The Significance of Moral Ambiguity in William Shakespeare’s Tragedy of Macbeth
The Tragedy of Macbeth is a fictional play written by English poet William Shakespeare. The play is set in eleventh century Scotland, during the reign of King James the first. Shakespeare evidently writes in this time period to describe the link between leaders and their supreme or ultimate power. The play was first performed in the year 1606, at the world famous Globe Theatre, and is considered one of the most profound and compelling tragedies ever told. The Tragedy of Macbeth tells the tale of a brave Scottish general named Macbeth and his ambitious desire to become king of Scotland. While he and another commander named Banquo return home from war they stumble into three hagged looking witches. The witches offer the men an enticing prophecy that leads to a more pivotal role found later in the play. Throughout the play Macbeth is seen confronting his own moral ambiguity to the heinous acts he must perform to get the position he most desires. “My thought, whose murder yet is but fantastical, [s]hakes so my single state of man” (Shakespeare 1.3.152-53). This uncertainty, present in the scenes of Duncan’s murder, the feast, and the witch’s final predictions each unfold the ambiguity needed to understand the basis of the work as a whole.

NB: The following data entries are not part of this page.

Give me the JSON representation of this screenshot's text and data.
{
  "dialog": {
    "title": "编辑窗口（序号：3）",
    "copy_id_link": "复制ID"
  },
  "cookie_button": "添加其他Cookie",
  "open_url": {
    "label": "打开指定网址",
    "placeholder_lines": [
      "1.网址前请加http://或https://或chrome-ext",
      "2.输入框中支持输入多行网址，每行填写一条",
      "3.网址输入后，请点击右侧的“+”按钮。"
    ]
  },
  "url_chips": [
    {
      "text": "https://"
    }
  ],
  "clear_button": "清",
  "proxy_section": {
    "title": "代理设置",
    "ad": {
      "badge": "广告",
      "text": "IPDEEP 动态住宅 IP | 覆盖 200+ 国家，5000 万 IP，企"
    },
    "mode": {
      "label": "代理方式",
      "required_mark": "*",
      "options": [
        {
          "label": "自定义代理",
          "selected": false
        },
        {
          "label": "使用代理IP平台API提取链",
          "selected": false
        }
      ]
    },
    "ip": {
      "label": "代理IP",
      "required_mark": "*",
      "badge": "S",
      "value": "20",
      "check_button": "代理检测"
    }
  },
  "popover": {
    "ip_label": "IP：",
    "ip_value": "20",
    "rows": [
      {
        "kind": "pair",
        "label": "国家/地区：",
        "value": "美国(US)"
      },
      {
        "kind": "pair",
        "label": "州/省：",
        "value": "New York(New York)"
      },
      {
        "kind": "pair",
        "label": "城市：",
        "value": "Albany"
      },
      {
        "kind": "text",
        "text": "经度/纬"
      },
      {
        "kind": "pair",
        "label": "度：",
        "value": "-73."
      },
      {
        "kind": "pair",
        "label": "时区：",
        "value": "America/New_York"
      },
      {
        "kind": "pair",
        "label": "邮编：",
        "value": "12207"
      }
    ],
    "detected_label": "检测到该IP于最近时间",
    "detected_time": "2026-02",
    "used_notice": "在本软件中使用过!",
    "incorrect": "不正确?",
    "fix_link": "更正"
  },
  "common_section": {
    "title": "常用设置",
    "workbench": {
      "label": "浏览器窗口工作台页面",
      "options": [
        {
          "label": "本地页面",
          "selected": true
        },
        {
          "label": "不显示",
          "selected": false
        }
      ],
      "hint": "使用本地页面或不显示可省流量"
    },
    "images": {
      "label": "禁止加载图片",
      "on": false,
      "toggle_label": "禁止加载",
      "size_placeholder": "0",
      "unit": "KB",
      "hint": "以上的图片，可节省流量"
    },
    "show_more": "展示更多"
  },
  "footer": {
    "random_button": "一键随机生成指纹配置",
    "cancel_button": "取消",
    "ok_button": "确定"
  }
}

After the first prediction comes true the reader starts to see a difference in Macbeth’s entire attitude. Throughout the beginning of the play Macbeth is seen as a valiant and great nobleman, however, when Macbeth receives news that there is a chance for him to rise to great power he conspires to murder the current king to gain the throne. Although the thought of killing Duncan at first is subtle, it grows into a more blood thirsty motive for power. Macbeth then ponders over why he should not go on with the murder, “He’s here in double trust: First as I am his kinsman and his subject” (1.7.12-13). Duncan has never done anything to cross Macbeth; he was kind and even tried to promote Macbeth to a higher status. Deep down Macbeth genuinely does believe that Duncan is a humble and honorable leader. The only reason for going on with the murder is “To prick the sides of [his] intent, but only vaulting ambition, which o’erleaps itself and falls on th’ other” (1.7.26-28). The play then goes on to explain the effect of evil when it is chosen to fulfill ambition. The reader tends to have a different view of Macbeth at this point because of his corrupted mind.
Succeeding Duncan’s death, Macbeth gains title as the king of Scotland as well as thane of Cawdor. To celebrate all of his success Macbeth and Lady Macbeth decide to throw a banquet in his honor. Macbeth invites the lords as well as his good friend Banquo to feast at Inverness. Yet the prophecy that Banquo’s ancestral grandchildren shall inherit the throne still intimidates him. Macbeth decides to hire...